The Midrash interprets this statement prophetically; indeed “tomorrow [the 17th of Tamuz] will be [in Moshiach’s time] a celebration for G‑d.”

Imagine Aaron’s predicament. His holy nephew, Hur, was just stoned to death for his attempts to stop this mob. They are ready, willing and able to do the same to Aaron. His only option to save this gang of thugs from irreversible sin is to build them an idol. And in the midst of this chaos Aaron has the clarity to foresee and even proclaim: “tomorrow will be a ‘festival’ to G‑d”!”

Investors are very nervous over the continued downturn in financial markets. While intellectually they understand that if they are investing for the long-term there are going to be market drops, emotionally no one likes losing money and a certain sense of anxiety takes over. If I can give one bit of advice, it’s: Don’t panic! Those who panic often end up making lousy decisions which turn out to be quite costly.  

Is Now the Time for optimism?

With the market continuing to drop, we may ask whether or not it is a good time to buy right now. Investors who go against the general market trend are called “contrarians.” A contrarian is also defined as an individual who believes that certain crowd behavior among investors can lead to exploitable mis-pricings in securities markets. For example, widespread pessimism about a stock can drive a price so low that it overstates the company’s risks and understates its prospects for returning to profitability. Identifying and purchasing such distressed stocks and selling them after the company recovers can lead to above-average gains. 

Conversely, widespread optimism, as we are witnessing in technology, can result in unjustifiably high valuations that will eventually lead to drops, when those high expectations don’t pan out. Avoiding investments in over-hyped companies reduces the risk of such drops. 

It is important to remember that in widespread market drops, there are investment opportunities. Many good, profitable companies also drop significantly without any rational reason. In investing parlance that’s called throwing the baby out with the bathwater. This could mean that now may be a good time to invest. Of course, you need to do the research and weigh the risks versus the rewards. 

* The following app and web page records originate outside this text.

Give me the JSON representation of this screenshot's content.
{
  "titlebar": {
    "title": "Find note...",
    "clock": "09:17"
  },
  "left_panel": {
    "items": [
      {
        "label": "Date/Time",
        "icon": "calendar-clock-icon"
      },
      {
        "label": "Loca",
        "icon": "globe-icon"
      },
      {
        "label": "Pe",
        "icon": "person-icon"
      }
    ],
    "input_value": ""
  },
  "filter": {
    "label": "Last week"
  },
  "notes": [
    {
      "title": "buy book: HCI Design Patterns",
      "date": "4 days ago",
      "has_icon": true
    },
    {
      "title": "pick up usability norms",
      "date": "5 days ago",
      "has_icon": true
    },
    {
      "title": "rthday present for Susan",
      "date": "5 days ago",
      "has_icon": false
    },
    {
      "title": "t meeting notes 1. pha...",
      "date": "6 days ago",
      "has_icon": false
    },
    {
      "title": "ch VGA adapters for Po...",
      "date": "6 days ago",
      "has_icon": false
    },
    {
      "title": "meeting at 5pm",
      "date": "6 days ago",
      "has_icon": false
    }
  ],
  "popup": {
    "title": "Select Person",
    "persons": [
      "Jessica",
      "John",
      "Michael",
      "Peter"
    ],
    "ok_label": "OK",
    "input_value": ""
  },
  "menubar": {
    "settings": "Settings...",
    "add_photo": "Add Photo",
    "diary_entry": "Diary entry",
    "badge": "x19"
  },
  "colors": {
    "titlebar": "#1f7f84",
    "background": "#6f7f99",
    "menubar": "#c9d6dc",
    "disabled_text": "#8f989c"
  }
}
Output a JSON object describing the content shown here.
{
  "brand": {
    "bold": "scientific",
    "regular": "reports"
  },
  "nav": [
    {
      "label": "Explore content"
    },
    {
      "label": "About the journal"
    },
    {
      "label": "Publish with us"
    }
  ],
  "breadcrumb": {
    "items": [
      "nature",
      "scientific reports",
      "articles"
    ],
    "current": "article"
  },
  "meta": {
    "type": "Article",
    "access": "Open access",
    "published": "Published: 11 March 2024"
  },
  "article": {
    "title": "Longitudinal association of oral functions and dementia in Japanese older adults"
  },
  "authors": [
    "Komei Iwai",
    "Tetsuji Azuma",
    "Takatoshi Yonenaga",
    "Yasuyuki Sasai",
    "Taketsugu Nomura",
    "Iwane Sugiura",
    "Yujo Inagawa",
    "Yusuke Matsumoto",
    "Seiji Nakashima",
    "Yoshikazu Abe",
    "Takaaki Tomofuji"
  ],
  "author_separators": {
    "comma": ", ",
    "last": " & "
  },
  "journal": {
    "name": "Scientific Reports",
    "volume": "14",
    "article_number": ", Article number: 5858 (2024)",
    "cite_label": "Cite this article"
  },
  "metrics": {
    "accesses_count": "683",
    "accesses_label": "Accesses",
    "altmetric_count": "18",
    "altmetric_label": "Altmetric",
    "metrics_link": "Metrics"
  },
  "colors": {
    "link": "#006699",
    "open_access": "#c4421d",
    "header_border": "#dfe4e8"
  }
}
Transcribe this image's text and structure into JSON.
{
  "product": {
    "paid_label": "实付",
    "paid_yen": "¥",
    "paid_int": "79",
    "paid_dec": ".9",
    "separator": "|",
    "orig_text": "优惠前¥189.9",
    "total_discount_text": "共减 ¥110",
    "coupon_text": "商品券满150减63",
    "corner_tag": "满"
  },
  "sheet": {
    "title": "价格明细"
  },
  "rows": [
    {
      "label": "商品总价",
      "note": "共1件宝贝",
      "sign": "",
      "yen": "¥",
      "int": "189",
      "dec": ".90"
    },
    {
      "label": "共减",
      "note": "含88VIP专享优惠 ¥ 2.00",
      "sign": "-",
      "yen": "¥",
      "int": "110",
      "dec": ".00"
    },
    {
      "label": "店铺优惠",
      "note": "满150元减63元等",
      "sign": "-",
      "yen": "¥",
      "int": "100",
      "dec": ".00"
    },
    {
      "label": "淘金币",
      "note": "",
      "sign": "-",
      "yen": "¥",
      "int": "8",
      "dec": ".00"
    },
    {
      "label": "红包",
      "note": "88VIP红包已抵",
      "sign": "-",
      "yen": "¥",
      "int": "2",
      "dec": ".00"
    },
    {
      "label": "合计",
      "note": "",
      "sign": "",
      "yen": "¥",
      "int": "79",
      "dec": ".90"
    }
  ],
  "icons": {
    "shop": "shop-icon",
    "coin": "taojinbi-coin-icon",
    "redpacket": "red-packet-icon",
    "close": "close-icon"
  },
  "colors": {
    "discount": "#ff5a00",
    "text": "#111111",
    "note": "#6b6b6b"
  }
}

Chill out

Heed the call of Aaron and don’t panic. The future will be better. I know that it’s not easy but you need to relax and stay focused on your long-term goals. It’s important to remember that markets go up and down, and if you made a financial plan, it would have taken this type of market volatility into account. As I have written here many times, the worst thing you can do as an investor is panic and sell everything and then wait for the market to recover. The market tends to recover very quickly. 

Large market gains often come about in quick and unpredictable spurts, and missing just a few days of strong market returns can substantially erode long-term performance. Remember the famous investing principle of buying low and selling high. Investors who panic often end up selling low.

The information contained in this article reflects the opinion of the author and not necessarily the opinion of Portfolio Resources Group, Inc. or its affiliates. 

Aaron Katsman is the author of the book Retirement GPS: How to Navigate Your Way to A Secure Financial Future with Global Investing (McGraw-Hill) and is a licensed financial professional both in the United States and Israel.

For more information, call (02) 624-0995 visit www.aaronkatsman.com or email [email protected]